Paradigm4, Matz says, benefits from SciDB's architecture, which was designed to accelerate certain kinds of complex operations. "A lot of these math operations ... are actually matrix operations ... and a lot of these problems have high dimensionality, so when you're doing discovery analytics or ad hoc querying, you want to be able to slice, dice, drill down ... without having to set up any indices or doing any tuning: you just want access."
It's in this respect, she claims, that a relational architecture is most limiting. "In a relational database, it doesn't matter if you choose 'row-major [order] or column-major [order], you're still not having this [i.e., Paradigm4's underlying] dimensional model," Matz contends. "A relational database has to store indices; we don't. It's like [it is in] programming: you declare the multidimensional array and you compute where the data is."
Paradigm4 is not a SQL database. It substitutes two languages -- AFL and AQL -- for the RDBMS's traditional dependence on SQL. AFL, Matz says, "looks just like APL," an array-oriented programming language. (APL is an acronym for "A Programming Language;" AFL, on the other hand, stands for Array Functional Language.)
In lieu of SQL, Paradigm4 prescribes AQL, or Array Query Language, which Matz says "people coming from the SQL analytics world are more comfortable with."

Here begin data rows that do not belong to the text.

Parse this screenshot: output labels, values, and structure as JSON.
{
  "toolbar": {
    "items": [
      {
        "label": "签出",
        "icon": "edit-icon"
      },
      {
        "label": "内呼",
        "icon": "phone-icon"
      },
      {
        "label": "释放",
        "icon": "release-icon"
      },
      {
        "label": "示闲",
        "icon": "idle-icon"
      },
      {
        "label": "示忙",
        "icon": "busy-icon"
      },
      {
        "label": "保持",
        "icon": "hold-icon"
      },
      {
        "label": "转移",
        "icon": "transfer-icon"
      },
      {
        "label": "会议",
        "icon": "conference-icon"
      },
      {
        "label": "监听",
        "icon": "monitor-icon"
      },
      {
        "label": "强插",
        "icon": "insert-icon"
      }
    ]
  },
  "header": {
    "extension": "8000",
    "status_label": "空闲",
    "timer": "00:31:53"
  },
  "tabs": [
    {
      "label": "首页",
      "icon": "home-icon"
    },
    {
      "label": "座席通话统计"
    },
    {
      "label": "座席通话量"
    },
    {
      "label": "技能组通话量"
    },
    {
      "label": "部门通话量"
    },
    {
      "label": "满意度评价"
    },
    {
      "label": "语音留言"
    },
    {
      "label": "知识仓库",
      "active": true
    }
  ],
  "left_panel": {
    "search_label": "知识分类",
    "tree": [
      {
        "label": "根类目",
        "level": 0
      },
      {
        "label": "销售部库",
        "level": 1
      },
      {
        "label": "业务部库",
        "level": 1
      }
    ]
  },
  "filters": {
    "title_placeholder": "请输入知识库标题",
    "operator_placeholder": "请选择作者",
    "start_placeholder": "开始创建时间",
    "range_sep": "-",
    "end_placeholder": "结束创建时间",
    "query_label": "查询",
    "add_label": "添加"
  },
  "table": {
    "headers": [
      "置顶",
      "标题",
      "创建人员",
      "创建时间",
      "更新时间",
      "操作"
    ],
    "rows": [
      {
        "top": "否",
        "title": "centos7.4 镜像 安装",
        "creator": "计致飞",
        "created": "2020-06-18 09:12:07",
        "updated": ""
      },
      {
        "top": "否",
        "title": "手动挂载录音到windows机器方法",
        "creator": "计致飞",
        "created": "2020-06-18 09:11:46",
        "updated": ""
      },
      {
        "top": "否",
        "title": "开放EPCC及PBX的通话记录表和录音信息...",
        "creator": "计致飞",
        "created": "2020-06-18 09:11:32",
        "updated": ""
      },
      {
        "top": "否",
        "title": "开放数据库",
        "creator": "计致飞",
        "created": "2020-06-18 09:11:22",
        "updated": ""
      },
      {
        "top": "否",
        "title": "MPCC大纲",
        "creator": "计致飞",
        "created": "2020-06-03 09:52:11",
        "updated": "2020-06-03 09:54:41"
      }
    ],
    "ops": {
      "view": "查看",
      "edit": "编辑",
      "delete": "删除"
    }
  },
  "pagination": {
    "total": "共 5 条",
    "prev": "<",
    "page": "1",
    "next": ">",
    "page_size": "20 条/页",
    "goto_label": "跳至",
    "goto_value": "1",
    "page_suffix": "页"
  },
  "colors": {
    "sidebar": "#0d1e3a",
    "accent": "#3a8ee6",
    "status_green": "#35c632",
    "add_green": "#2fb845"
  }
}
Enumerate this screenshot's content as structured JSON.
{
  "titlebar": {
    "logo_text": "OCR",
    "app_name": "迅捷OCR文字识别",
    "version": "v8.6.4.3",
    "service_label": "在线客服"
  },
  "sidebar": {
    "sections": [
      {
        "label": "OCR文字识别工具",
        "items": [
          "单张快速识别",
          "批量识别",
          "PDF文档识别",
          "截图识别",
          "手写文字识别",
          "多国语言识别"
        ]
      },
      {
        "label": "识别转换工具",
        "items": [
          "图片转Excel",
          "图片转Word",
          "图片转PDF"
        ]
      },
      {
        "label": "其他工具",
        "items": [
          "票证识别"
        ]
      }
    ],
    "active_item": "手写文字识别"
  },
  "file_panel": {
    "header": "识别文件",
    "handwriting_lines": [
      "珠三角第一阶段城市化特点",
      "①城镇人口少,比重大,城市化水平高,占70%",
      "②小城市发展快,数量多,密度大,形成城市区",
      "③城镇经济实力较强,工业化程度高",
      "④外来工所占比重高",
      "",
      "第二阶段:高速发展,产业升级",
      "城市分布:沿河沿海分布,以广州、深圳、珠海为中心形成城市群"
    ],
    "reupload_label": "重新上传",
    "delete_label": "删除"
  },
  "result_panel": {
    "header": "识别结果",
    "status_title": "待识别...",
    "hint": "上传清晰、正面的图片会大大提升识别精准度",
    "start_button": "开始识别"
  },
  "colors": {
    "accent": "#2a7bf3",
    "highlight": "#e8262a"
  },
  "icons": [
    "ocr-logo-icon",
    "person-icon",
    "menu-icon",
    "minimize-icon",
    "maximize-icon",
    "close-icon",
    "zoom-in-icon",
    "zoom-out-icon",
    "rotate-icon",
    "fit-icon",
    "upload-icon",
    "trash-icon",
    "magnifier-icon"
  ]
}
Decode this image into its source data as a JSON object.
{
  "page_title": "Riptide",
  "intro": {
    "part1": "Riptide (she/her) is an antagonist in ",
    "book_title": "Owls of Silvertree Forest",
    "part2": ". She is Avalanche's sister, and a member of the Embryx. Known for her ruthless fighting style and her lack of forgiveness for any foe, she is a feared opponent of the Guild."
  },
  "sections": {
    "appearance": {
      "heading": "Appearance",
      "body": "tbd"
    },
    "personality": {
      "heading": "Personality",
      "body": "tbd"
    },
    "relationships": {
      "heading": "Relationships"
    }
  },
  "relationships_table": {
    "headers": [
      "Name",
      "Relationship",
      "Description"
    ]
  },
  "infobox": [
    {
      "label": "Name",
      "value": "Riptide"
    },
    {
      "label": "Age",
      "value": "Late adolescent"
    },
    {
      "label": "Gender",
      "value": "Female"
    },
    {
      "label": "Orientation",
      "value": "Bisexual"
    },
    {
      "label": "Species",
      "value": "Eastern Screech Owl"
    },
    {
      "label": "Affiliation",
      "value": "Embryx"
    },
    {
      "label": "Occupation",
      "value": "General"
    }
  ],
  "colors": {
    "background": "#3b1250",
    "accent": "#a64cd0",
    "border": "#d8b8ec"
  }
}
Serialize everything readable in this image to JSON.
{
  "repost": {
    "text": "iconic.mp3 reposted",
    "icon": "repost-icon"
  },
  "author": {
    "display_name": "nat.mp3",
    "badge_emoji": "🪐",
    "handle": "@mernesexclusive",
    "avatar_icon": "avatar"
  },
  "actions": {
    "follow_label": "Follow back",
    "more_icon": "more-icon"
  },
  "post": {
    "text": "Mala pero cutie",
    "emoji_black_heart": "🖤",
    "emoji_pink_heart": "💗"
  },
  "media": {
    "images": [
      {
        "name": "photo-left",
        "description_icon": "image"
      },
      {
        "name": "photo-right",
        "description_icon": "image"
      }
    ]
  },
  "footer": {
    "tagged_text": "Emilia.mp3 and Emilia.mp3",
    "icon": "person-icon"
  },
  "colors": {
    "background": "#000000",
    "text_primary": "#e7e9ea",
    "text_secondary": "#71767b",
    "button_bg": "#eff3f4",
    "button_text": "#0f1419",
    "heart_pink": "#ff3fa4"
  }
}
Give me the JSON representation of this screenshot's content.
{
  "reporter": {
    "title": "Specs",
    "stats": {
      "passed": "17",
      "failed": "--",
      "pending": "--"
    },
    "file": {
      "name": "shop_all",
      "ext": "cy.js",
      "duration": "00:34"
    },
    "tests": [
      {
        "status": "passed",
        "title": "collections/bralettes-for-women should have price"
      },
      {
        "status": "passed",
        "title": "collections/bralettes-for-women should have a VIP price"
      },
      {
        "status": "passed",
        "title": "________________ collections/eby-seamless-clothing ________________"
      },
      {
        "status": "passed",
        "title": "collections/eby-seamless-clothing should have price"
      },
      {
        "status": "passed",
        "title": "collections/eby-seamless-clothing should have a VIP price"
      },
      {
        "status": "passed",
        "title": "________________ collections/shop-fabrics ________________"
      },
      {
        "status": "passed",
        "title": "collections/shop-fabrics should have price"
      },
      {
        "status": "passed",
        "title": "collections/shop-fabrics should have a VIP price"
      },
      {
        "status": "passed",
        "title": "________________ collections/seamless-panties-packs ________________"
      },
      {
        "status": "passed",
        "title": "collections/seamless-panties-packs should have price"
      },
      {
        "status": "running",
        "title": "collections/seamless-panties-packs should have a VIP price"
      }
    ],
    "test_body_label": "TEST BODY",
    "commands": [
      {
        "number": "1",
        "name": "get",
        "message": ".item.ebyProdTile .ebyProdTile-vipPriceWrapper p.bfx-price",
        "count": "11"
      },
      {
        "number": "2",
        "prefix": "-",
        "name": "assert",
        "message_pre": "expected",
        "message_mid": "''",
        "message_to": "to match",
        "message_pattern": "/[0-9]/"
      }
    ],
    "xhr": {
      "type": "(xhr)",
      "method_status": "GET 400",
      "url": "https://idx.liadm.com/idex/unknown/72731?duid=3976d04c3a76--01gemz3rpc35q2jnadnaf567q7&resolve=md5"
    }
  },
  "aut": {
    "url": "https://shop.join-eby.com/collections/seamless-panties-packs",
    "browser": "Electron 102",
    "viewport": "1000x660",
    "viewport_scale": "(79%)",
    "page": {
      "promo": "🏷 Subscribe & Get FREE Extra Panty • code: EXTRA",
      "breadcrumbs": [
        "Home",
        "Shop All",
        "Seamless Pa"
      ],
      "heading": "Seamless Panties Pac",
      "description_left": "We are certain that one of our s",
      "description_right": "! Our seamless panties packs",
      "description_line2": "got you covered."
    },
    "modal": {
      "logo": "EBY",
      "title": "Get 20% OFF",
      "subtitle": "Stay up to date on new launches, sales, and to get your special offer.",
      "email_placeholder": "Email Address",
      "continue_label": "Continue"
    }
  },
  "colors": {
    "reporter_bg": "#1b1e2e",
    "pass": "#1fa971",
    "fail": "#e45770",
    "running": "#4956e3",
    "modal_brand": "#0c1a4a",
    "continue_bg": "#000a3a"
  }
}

Another way in which Paradigm4 (and SciDB) differ from relational databases is in how they handle missing data values, or NULLs. According to industry veteran Mark Madsen, a principal with consultancy Third Nature Inc., data management (DM) practitioners will use a number of methods – e.g., they'll compute a moving average – to handle NULLs.
For many applications, however, this approach has problems, Madsen says. "I can substitute context easily using just a moving average and [I won't have any] problems in merchandising, but you can't do that in a risk calculation; you have to have a mathematically valid way [of computing a missing value], so you would have to sort of custom-write an algorithm," he comments. "A lot of people can't even use a data warehouse today for machine learning stuff, or basic statistics. In fact, when people are doing hardcore stuff, many times they end up bypassing [the data warehouse] and going to the raw data anyway."
SciDB and Paradigm4 offer users more flexibility in this regard, Matz maintains.
"SQL semantics has one notion of NULL, and that doesn't cut it, so what we have is ... an unlimited number of codes [that you can use] instead of NULL so that what people really want to do is to do context-specific substitution," she explains.
For the risk calculation that Madsen invokes, for example, a user could assign a custom-written algorithm to a specific code, which -- depending on the context -- would be substituted when or where appropriate. "I might be in one kind of use case or query ... where ... if there's a missing value I might want to fill in the spatial average," Matz concludes. "We're able to support multiple flavors of NULLs" by means of substitution codes.